He’s not an outfielder any more. He might not even be a cutoff man any more. He can’t play in the field, in other words. He hasn’t played pro baseball in over 300 days. Even if he makes the team, he’ll have to serve at least a fifty-game suspension before shaking off the game-speed rust. He turns 40 this year. So what is there to like about the Athletics’ signing Manny Ramirez to a Minor League deal?
Something. There is something to like about it.
That something is that there’s probably a chance that Ramirez can still hit. ZiPs projected him, as a Ray, for a .241/.342/.363 line this year, with seven home runs in over 300 plate appearances. But the last time he played regularly, 2010, he had a .298/.409/.460 line that suggested that he could still take a walk and still make contact.
If we peg his on-base percentage upside between .350 and .400, he’s already ahead of most of the gaggle of designated hitter options. Chris Carter is projected for a .315 OBP by the fans. Kila Ka’aihue walks all day and could manage better than his RotoChamp projected .335 OBP, but how much better? Brandon Allen’s best OBP projection comes in at .337 from the fans. Of course, they should all show more power than Ramirez, but it is interesting that he is projected to out on-base them all.
There is the fact that Ramirez is facing suspension for his second failed drug test last year with Rays. In an interesting twist that came out at the winter meetings, Maury Brown reported that Ramirez may only serve a 50-game suspension instead of the required 100-game suspension. He might get some partial credit for ‘time served’ because he stayed away from baseball all season last year.
If the team likes what they see in Spring Training, they may think that Manny can help man DH once he’s back from his suspension. He’s probably fighting Kila K for a spot on the 40-man roster, and the 28-year-old former prospect has done nothing but walk (12%) in his first 300-odd Major League plate appearances. The Royal important does have more years of control, so he’s in the pole position, but neither player will cost much this season. It’s still possible that Ramirez, even at this point in his career, is a better hitter than the Hawaiian.

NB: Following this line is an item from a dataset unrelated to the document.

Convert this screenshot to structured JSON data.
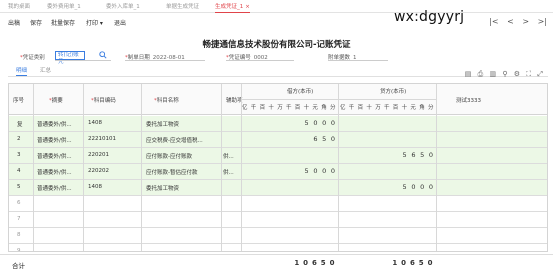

The last piece is the fact that this is a Minor League deal. It’s a $500,000 lottery ticket on a player that was worth around six million bucks just two years ago. For a player that has skills of need at a position of need.
There’s something to like about this deal. A little something.
With a phone full of pictures of pitchers' fingers, strange beers, and his two toddler sons, Eno Sarris can be found at the ballpark or a brewery most days. Read him here, writing about the A's or Giants at The Athletic, or about beer at October. Follow him on Twitter @enosarris if you can handle the sandwiches and inanity.